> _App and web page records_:
· · · ·
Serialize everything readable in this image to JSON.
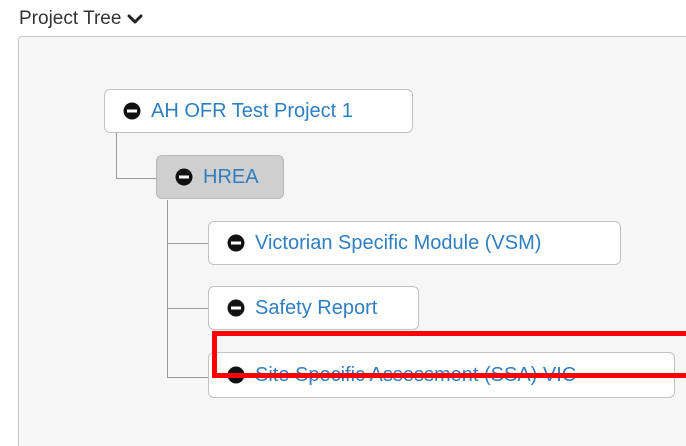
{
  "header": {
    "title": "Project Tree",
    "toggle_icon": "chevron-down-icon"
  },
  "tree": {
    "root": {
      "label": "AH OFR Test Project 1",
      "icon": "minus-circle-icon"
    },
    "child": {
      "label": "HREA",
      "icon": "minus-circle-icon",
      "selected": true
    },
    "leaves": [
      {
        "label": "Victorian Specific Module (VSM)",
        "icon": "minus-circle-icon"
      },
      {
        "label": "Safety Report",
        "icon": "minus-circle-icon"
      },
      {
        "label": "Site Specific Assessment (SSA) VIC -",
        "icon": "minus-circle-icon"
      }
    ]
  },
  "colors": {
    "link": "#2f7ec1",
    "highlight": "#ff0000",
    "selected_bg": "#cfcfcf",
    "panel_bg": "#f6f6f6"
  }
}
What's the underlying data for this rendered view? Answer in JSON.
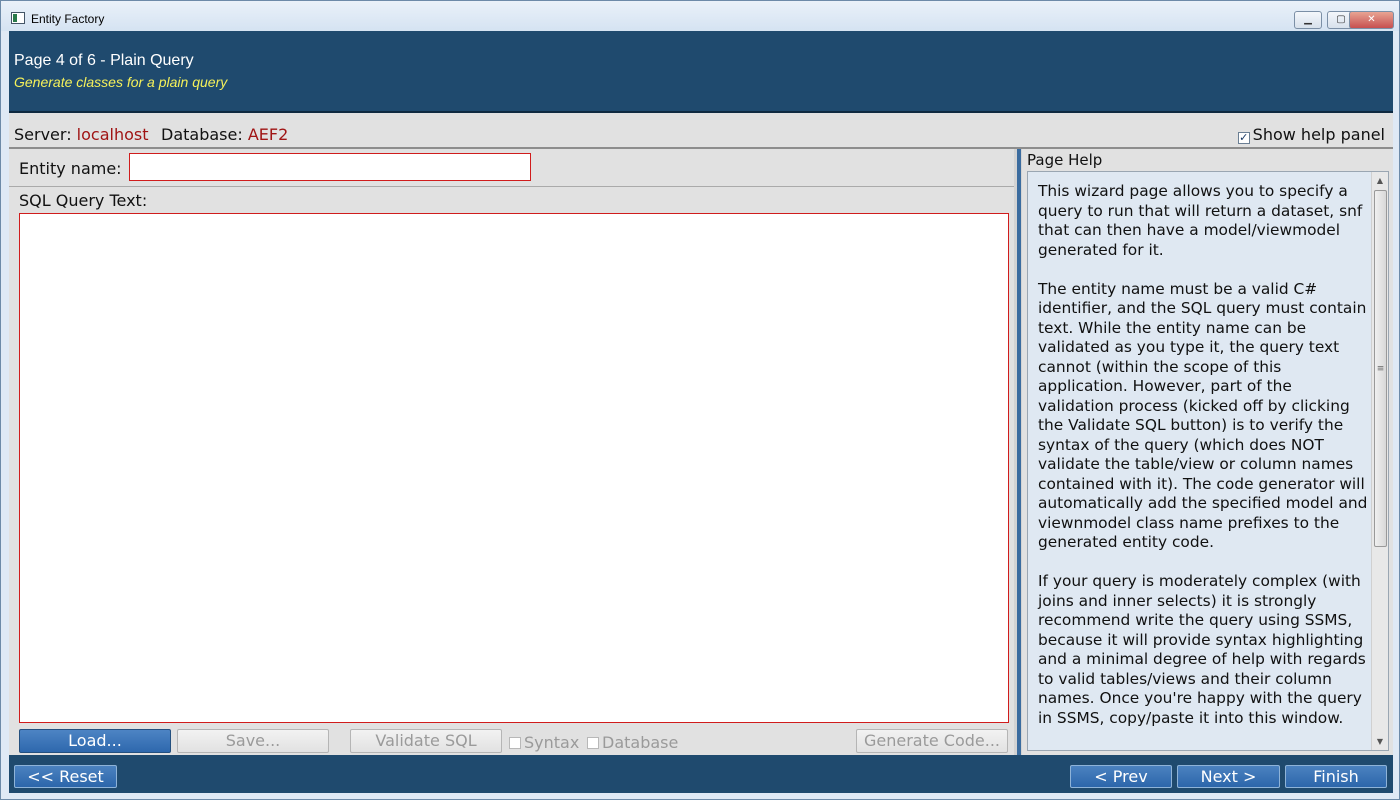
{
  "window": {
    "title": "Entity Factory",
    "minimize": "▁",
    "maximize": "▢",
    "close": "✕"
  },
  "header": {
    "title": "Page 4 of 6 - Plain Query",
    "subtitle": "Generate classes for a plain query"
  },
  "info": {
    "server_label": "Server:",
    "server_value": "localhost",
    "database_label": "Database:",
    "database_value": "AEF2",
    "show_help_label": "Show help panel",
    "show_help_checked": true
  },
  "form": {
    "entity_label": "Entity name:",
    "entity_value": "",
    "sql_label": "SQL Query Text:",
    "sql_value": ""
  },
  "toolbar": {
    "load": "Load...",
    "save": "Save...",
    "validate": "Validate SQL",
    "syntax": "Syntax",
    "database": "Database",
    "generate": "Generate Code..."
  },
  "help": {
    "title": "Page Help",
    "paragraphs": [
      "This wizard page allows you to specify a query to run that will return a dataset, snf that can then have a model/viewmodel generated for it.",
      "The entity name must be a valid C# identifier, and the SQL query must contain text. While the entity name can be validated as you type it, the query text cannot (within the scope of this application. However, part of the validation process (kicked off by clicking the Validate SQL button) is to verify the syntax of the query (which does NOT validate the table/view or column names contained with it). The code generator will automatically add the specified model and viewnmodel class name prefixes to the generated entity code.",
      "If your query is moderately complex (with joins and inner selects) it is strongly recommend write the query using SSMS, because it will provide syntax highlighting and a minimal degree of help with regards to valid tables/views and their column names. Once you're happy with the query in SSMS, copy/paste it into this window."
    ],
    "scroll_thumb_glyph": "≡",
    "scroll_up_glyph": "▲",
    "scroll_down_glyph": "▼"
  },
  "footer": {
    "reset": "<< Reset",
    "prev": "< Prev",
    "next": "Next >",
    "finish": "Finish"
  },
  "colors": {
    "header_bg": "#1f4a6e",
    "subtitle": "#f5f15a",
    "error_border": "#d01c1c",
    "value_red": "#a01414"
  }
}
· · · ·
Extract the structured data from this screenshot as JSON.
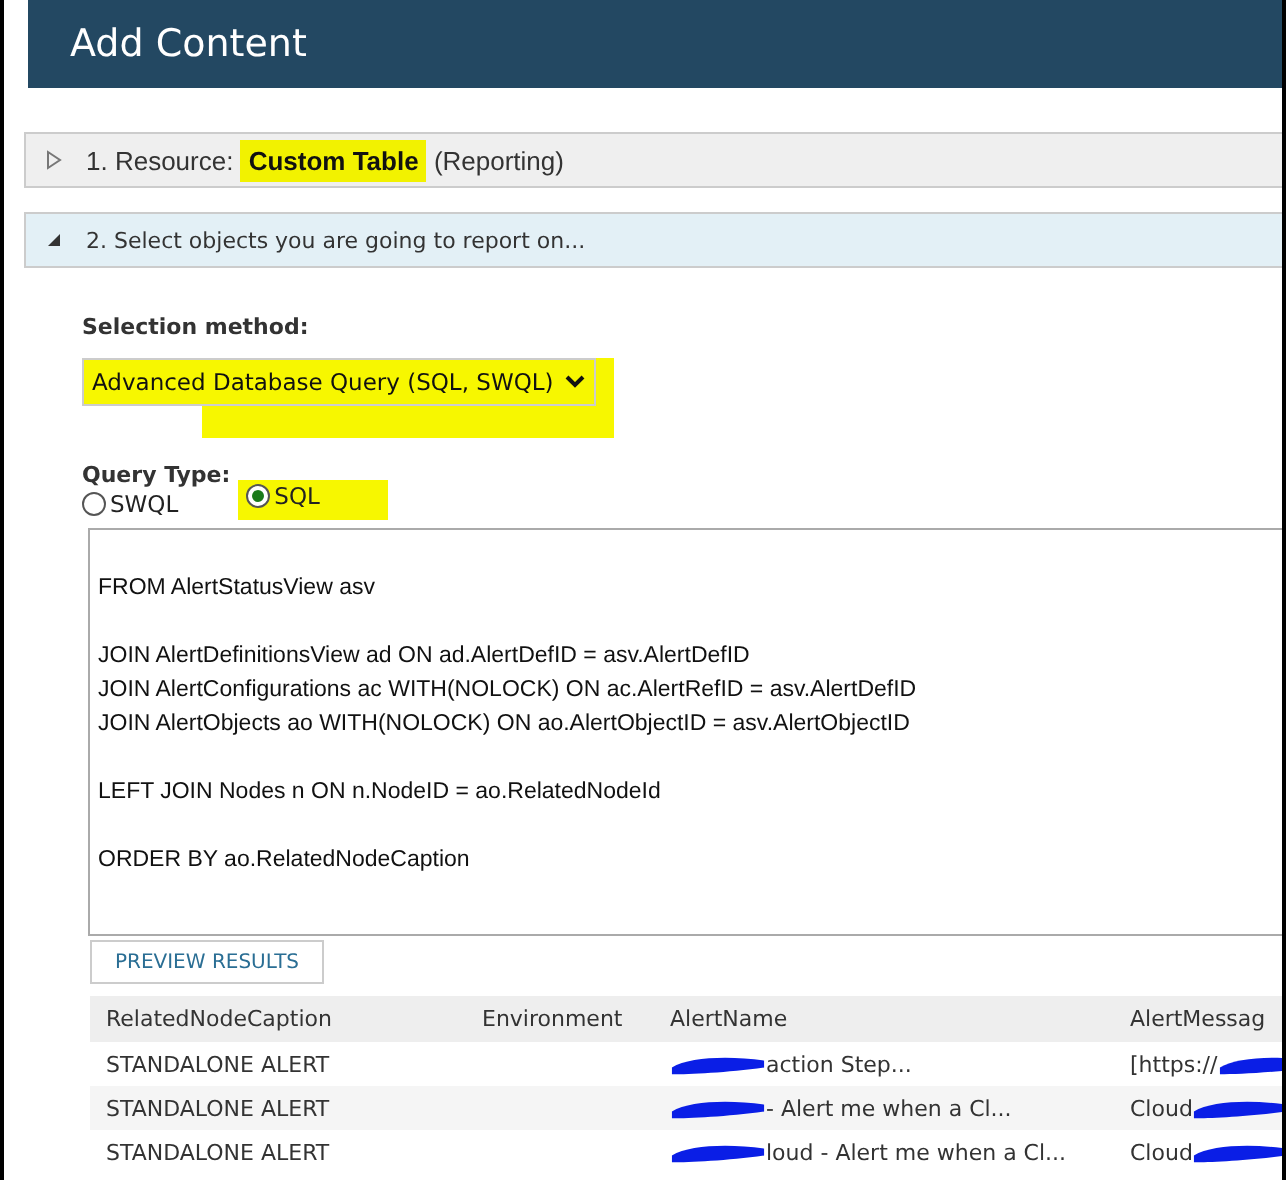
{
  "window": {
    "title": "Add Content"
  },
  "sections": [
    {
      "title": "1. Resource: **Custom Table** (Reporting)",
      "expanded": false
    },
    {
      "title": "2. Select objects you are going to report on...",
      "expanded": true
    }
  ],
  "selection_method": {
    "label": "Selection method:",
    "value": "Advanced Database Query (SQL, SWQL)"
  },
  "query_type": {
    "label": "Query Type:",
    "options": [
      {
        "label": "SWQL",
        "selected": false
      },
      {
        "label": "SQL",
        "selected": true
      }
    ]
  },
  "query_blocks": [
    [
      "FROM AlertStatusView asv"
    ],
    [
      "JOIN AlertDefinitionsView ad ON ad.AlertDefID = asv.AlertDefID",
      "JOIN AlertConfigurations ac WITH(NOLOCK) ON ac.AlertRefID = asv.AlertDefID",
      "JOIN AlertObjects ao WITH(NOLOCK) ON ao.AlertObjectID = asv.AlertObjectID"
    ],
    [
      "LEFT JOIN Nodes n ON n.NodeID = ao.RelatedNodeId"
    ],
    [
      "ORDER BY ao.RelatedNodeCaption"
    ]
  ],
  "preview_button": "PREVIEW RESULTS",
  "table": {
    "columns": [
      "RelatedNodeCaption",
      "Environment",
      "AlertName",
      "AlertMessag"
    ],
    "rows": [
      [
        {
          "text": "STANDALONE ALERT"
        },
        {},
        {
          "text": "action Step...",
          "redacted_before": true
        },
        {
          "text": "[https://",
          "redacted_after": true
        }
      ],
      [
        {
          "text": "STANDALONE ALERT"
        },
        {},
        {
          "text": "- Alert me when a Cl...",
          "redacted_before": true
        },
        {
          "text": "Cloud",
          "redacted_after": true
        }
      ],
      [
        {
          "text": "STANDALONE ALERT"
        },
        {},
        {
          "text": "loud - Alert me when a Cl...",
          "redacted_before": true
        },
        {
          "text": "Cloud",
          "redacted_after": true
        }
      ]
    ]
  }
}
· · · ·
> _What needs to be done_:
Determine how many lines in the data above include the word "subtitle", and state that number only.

> _Solved problem_:
2